  6. @ K.C. Thomas: Thanks for the additional information! If you've got a picture of it, I can add it to the post.

  7. @ dachsiemama: I can't say I've ever worn a scarf ... not while conscious, anyway. Just not into the metrosexual look. :^)=)

    My sources didn't even bring up the Sudarium of Oviedo, and I don't think it's really probable, since that particular cloth—if it's what it purports to be—went over Our Lord's face; other sources suggest the soudarion was used to tie the jaw shut, which would have meant the cloth went under the jaw from the top of the head, rather than from forehead to occiput. The kamelaukion, on the other hand, seems to have been inspired by a combination of the Phrygian hat and the old Greek diadem, which was a simple band tied around the head in the same manner as the Japanese hashimaki you see in karate films, and which was worn by the Ptolemaic kings of Alexander's empire.

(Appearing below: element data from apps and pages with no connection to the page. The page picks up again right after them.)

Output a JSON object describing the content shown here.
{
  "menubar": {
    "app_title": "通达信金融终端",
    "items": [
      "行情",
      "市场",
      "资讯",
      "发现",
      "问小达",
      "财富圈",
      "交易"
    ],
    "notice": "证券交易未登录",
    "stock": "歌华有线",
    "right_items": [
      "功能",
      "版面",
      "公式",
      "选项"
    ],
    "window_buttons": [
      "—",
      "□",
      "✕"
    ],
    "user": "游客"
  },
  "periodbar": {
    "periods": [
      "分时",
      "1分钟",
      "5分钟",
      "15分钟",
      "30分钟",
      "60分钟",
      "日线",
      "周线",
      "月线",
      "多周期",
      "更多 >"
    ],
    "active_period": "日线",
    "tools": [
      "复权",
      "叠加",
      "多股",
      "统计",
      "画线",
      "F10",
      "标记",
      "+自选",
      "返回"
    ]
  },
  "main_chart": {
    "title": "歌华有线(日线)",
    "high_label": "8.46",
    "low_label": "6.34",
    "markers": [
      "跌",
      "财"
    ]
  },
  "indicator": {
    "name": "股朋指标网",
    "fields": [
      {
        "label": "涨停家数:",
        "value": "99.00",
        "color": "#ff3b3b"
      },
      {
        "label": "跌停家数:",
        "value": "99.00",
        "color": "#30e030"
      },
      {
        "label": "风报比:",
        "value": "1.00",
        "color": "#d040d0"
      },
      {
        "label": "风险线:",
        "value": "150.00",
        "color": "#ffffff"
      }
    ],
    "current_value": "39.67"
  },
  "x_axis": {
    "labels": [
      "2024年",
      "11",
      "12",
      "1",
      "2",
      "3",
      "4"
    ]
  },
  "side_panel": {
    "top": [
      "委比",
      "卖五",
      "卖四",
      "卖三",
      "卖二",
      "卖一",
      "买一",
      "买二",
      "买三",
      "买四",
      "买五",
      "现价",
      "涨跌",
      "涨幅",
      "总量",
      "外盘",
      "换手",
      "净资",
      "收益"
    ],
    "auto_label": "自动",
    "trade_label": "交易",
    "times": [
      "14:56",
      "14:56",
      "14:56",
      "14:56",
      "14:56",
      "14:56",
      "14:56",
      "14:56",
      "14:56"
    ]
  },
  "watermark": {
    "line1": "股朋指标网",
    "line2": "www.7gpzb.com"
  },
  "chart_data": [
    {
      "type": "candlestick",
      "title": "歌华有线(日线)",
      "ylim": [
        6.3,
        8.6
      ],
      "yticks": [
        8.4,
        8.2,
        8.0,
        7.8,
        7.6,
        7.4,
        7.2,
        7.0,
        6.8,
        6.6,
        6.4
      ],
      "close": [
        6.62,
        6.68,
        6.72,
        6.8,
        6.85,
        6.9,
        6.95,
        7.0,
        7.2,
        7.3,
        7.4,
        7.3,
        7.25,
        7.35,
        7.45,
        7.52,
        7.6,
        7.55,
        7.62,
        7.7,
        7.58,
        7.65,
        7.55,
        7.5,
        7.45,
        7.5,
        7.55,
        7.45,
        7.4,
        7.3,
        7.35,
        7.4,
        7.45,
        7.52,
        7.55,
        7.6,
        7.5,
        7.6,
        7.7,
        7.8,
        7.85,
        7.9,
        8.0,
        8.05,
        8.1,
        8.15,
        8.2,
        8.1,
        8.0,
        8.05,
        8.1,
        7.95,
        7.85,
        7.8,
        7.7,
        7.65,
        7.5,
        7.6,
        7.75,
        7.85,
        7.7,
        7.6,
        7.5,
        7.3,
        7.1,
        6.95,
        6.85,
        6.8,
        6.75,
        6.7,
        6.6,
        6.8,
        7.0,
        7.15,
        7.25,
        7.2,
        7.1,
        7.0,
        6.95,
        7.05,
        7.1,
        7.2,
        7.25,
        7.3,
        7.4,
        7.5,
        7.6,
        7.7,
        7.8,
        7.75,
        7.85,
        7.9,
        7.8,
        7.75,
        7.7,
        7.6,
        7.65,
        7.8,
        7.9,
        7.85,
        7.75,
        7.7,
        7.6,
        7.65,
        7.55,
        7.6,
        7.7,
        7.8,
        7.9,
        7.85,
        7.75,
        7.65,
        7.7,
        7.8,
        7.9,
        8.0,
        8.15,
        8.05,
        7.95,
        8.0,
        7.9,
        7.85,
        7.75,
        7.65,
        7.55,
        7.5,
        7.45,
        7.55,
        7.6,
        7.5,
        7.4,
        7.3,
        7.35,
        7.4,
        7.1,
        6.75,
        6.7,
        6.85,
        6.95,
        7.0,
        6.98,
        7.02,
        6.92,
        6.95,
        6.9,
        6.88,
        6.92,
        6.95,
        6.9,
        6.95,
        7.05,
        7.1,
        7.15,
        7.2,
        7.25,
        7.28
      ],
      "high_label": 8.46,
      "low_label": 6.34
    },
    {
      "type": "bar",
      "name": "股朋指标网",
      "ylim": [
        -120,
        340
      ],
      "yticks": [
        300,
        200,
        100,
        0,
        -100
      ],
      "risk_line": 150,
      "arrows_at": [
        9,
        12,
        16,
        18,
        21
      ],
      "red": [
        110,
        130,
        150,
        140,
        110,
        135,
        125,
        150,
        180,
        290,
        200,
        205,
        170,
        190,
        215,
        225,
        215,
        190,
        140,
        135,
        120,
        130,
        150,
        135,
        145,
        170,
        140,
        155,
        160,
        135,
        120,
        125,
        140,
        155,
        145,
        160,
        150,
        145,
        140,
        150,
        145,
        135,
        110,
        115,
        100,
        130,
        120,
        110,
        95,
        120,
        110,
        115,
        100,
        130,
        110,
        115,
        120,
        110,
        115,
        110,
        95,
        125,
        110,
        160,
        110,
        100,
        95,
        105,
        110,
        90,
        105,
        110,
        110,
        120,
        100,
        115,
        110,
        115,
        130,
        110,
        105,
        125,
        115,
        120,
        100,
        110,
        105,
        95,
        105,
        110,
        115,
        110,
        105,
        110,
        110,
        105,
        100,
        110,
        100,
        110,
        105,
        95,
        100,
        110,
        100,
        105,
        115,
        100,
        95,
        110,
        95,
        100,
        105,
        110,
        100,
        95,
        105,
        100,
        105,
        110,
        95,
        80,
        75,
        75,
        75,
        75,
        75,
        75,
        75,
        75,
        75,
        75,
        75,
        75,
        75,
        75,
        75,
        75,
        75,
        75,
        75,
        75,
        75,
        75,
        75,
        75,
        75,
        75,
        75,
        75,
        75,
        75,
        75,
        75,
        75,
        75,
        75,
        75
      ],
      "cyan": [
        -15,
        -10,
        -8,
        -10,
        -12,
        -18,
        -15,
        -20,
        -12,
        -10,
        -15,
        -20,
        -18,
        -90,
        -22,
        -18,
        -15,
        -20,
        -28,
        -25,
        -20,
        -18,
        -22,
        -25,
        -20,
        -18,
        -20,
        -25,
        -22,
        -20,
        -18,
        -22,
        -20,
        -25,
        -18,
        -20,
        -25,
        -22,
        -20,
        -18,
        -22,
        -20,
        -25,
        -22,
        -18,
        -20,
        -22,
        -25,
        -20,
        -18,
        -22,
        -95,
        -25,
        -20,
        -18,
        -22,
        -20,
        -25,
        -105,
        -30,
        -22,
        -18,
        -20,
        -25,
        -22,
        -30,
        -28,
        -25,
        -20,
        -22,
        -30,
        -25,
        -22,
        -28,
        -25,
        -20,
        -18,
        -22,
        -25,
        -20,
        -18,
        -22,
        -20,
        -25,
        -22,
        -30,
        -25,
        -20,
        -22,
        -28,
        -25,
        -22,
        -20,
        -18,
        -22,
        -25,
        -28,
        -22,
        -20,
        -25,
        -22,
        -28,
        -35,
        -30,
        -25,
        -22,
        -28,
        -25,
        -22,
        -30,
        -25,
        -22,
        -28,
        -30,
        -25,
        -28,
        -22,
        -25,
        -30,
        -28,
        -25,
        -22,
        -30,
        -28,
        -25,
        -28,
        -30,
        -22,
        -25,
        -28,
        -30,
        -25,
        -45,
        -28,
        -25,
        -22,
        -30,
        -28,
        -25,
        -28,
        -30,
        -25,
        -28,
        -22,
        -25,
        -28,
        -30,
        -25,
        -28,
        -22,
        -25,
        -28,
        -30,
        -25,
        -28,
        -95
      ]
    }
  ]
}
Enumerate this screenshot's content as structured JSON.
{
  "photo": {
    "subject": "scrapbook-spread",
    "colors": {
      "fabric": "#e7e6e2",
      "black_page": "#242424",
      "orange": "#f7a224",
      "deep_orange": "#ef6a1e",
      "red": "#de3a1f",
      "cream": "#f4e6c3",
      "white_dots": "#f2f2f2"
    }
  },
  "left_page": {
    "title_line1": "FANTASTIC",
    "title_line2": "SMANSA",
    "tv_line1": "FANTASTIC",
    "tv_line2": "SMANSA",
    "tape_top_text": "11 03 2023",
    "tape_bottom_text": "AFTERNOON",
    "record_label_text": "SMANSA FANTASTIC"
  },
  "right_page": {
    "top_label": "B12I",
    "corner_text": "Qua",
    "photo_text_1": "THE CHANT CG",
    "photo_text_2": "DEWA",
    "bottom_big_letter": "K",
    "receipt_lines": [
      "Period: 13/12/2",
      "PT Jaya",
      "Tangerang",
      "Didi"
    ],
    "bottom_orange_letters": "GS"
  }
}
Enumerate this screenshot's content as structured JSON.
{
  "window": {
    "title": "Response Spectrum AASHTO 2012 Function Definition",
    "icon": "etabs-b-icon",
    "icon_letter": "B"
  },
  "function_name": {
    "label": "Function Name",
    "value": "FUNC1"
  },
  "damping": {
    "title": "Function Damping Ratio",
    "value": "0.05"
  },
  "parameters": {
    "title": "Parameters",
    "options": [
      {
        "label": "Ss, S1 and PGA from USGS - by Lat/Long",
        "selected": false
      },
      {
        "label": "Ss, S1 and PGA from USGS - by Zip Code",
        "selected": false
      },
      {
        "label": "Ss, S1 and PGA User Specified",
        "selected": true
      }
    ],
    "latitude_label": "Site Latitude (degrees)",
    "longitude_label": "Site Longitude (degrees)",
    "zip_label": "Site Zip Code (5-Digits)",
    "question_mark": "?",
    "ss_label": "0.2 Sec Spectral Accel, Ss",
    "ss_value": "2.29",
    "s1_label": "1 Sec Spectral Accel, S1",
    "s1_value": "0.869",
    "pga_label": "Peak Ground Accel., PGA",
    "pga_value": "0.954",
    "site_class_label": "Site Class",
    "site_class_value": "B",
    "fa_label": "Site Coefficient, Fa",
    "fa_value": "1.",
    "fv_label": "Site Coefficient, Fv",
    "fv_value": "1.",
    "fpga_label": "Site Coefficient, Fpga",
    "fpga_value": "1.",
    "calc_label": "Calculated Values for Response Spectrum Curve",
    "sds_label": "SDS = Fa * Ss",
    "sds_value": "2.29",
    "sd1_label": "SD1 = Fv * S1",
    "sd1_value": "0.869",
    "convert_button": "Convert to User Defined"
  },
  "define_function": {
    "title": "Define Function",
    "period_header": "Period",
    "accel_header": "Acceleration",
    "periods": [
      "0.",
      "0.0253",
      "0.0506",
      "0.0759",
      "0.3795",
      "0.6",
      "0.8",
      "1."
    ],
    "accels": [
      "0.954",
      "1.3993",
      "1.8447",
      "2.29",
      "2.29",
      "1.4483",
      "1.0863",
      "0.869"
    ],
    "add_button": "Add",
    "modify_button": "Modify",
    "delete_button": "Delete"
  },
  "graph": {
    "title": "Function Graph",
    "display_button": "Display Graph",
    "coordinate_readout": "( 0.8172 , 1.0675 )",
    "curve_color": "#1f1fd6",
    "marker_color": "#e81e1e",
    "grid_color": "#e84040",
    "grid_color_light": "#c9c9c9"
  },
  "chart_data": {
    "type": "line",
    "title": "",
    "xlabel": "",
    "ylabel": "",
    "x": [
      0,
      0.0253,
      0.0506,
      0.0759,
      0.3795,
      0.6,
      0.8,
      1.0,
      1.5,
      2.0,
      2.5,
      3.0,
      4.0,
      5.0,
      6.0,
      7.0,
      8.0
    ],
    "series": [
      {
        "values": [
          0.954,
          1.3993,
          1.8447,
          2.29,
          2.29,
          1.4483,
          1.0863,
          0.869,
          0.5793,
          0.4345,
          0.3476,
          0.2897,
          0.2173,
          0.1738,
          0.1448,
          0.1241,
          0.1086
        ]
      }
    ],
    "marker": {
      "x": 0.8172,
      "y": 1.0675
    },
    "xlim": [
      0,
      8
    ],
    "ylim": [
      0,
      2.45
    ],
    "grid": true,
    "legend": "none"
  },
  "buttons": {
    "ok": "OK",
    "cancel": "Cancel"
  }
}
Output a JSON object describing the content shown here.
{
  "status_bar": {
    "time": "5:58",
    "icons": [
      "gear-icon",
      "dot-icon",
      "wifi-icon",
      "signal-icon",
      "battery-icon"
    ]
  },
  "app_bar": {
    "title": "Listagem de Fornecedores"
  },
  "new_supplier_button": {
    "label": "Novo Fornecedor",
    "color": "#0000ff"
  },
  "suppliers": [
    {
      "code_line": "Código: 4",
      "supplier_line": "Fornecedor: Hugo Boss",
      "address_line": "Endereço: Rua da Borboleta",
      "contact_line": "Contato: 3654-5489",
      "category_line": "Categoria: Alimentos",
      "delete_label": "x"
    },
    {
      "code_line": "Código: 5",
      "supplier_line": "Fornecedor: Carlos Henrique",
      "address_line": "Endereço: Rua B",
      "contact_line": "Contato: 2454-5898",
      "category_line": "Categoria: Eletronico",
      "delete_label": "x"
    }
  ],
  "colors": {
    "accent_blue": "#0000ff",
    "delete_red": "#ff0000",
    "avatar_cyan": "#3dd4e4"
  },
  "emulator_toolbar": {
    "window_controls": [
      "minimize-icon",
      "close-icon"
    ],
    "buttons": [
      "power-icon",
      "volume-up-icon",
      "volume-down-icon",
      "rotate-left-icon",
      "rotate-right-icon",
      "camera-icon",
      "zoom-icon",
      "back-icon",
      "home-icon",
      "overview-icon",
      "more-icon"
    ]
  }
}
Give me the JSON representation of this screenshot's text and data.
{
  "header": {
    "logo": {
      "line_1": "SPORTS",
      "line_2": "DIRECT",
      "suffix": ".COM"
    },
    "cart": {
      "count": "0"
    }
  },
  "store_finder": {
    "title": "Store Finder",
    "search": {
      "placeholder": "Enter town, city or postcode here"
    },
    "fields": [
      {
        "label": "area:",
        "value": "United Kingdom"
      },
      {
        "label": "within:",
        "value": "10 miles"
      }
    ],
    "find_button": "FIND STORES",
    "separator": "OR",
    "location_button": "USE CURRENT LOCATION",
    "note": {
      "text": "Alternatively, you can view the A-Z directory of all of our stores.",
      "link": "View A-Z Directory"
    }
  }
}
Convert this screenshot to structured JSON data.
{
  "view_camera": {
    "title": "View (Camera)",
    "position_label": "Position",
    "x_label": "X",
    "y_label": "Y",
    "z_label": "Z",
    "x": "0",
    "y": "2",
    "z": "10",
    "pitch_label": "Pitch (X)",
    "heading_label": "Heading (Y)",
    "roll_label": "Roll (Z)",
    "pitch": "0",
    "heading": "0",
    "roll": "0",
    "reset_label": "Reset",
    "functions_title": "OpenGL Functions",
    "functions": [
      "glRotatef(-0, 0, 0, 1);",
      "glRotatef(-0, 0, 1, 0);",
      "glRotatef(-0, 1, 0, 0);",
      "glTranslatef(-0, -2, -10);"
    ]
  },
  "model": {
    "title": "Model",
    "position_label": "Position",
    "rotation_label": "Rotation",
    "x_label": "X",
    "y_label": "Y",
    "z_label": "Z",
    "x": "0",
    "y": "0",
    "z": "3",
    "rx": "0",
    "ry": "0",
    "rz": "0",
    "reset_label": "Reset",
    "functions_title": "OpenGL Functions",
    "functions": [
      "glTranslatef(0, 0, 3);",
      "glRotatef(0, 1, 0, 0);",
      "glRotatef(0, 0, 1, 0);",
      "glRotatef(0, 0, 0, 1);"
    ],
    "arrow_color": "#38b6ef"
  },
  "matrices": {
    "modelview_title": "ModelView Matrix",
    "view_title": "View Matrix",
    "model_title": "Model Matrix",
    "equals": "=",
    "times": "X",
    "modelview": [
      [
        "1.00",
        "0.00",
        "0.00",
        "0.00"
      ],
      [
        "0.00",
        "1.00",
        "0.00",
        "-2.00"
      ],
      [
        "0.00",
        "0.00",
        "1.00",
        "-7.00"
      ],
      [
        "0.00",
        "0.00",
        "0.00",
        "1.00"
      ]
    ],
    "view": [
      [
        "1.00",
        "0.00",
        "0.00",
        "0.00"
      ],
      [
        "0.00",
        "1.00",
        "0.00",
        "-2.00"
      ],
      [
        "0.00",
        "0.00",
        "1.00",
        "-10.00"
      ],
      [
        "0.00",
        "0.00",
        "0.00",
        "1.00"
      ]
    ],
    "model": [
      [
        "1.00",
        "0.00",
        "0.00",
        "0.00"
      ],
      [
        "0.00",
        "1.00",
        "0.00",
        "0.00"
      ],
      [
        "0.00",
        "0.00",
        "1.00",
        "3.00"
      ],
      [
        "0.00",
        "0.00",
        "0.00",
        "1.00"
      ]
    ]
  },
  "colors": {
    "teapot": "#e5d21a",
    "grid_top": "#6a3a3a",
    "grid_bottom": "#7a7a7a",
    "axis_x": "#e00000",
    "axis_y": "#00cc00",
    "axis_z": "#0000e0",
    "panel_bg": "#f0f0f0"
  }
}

  8. I'm sorry, what did Jesus wear?

  9. @ trebert: According to Answers.com, "The simple clothing of a person in the first century was a loin cloth, covered by one or more body-length tunics, the outer cloak, a girdle acting as a belt, a head covering and sandals. The "tunic" (chiton) was the basic garment, a long-sleeved inner robe similar to a nightshirt that a person wore next to the skin. The cloak (himation) was the outer robe, which was an indispensable piece of clothing." As Jesus was Jewish, I presume he wore a tallith, and prayed with phylacteries. The only other thing we know he wore was a crown of thorns.